In addition to renin (activity) and aldosterone levels for calculation of ARR or AARR, analysis of parathyroid hormone may be of additional diagnostic value in primary aldosteronism. Patients with significant primary aldosteronism frequently present with elevated parathyroid hormone levels that may be due to increased renal and fecal calcium loss, metabolic alkalosis or direct effects on the parathyroid glands mediated by aldosterone [47].

The overall prevalence of primary aldosteronism, which of course greatly depends on the diagnostic criteria applied (e.g. ARR cut-offs), is relatively low at our center; according to the Graz endocrine causes of hypertension (GECOH) study approximately 3–5 % of patients referred for screening for endocrine hypertension are diagnosed with primary aldosteronism per year at the University Medical Center in Graz [48, 49]. In absolute numbers this means 5 patients are diagnosed here per year; however, appropriate and targeted screening of suspicious patients is pivotal for early diagnosis and adequate therapy.

Dr. G.J. Krejs:

In summary, this interesting case showed that primary aldosteronism due to an aldosterone-producing adenoma (Conn syndrome) led to severe hypokalemic paralysis. Primary aldosteronism is not often seen in the daily routine but is detected in about five patients per year at our medical center and hypokalemic paralysis is seen even less often. Early identification of patients with primary aldosteronism and the correct subtype is important for the choice of the best therapy. In the discussed patient minimally invasive adrenalectomy was curative.

Dr. A. Tomaschitz:

As a final comment on this case: hypokalemic tetraparesis in primary aldosteronism is rare but physicians should nevertheless be aware of this clinical feature. Regarding primary aldosteronism it is important to know that hypokalemia is only found in 37 % of patients with primary aldosteronism and that hypokalemia is more common when the disease has progressed [6, 50]. As potassium levels are often within the normal range, hypokalemia is an insensitive diagnostic tool for primary aldosteronism. The ARR or AARR are the acceptable approaches for detecting primary aldosteronism but a confirmatory aldosterone suppression test must be performed before treatment can be initiated.

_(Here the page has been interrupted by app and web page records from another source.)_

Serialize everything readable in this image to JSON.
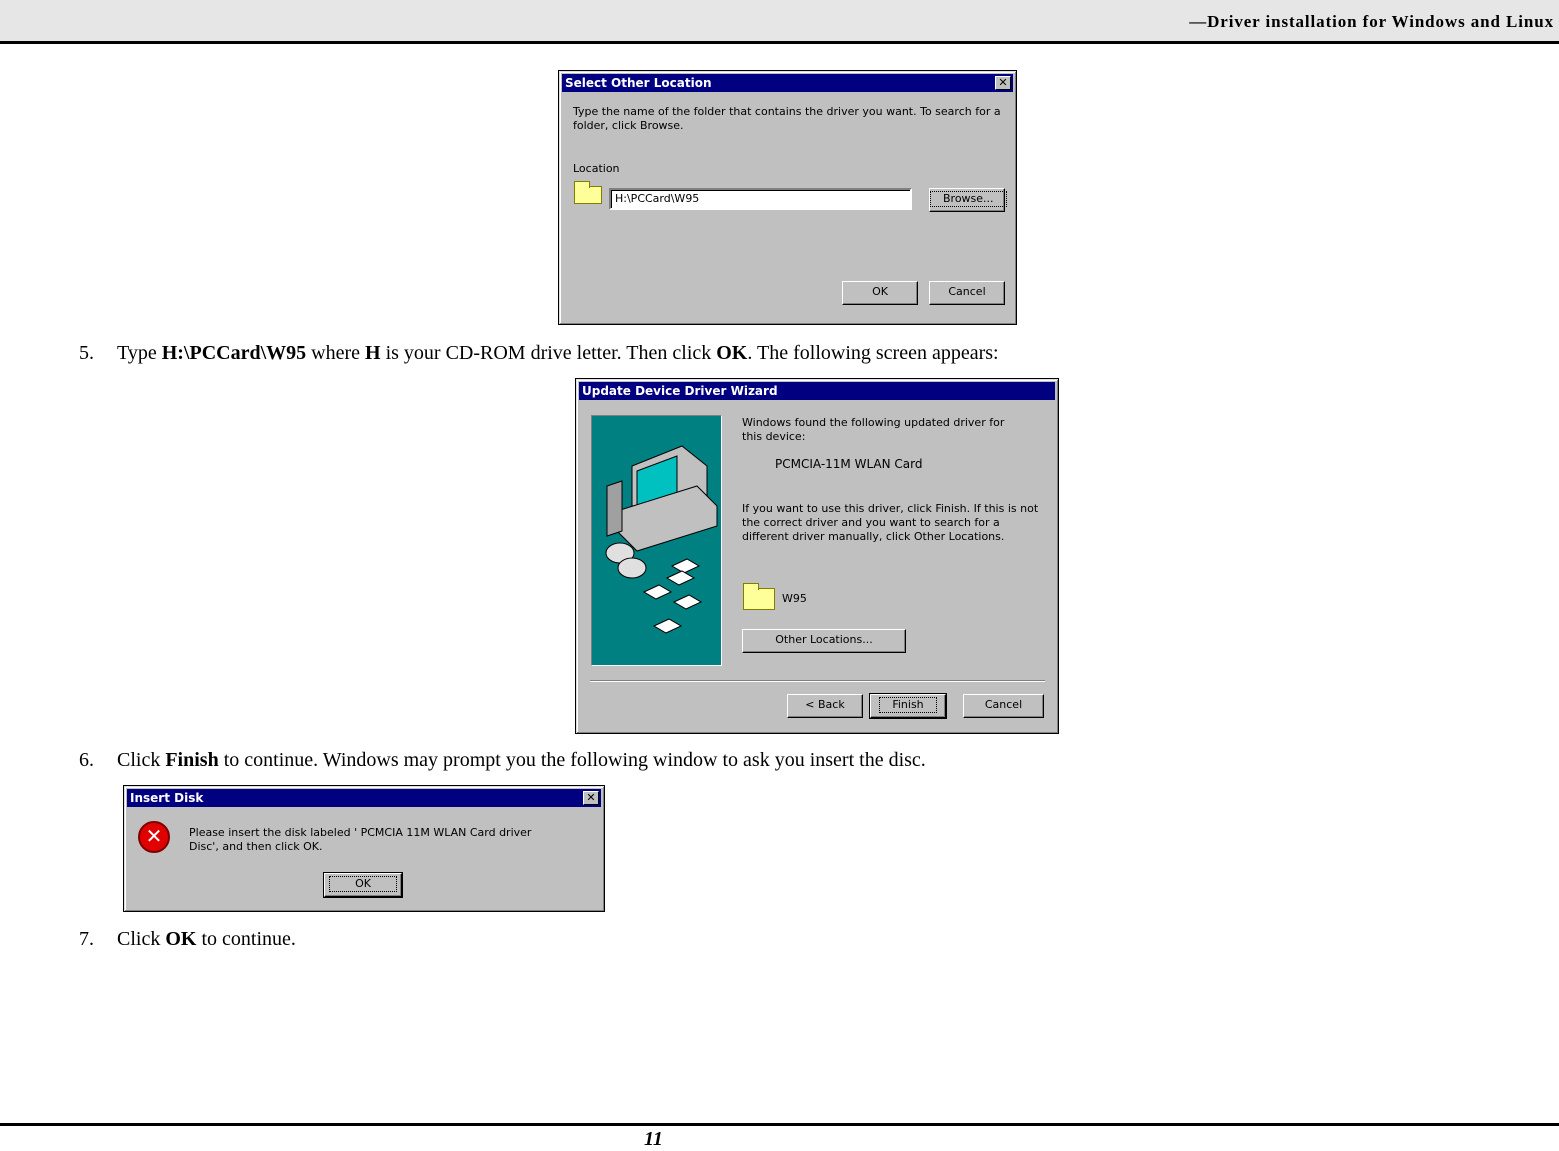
{
  "header": {
    "title": "—Driver installation for Windows and Linux"
  },
  "steps": {
    "s5": {
      "num": "5.",
      "pre": "Type ",
      "b1": "H:\\PCCard\\W95",
      "mid1": " where ",
      "b2": "H",
      "mid2": " is your CD-ROM drive letter. Then click ",
      "b3": "OK",
      "post": ". The following screen appears:"
    },
    "s6": {
      "num": "6.",
      "pre": "Click ",
      "b1": "Finish",
      "post": " to continue. Windows may prompt you the following window to ask you insert the disc."
    },
    "s7": {
      "num": "7.",
      "pre": "Click ",
      "b1": "OK",
      "post": " to continue."
    }
  },
  "dialog1": {
    "title": "Select Other Location",
    "instructions": "Type the name of the folder that contains the driver you want. To search for a folder, click Browse.",
    "location_label": "Location",
    "location_value": "H:\\PCCard\\W95",
    "browse": "Browse...",
    "ok": "OK",
    "cancel": "Cancel"
  },
  "dialog2": {
    "title": "Update Device Driver Wizard",
    "found": "Windows found the following updated driver for this device:",
    "device": "PCMCIA-11M WLAN Card",
    "info": "If you want to use this driver, click Finish. If this is not the correct driver and you want to search for a different driver manually, click Other Locations.",
    "folder": "W95",
    "other": "Other Locations...",
    "back": "< Back",
    "finish": "Finish",
    "cancel": "Cancel"
  },
  "dialog3": {
    "title": "Insert Disk",
    "message": "Please insert the disk labeled ' PCMCIA 11M WLAN Card driver Disc', and then click OK.",
    "ok": "OK"
  },
  "footer": {
    "page": "11"
  }
}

Final diagnosis

Hypokalemic paralysis due to primary aldosteronism (Conn syndrome).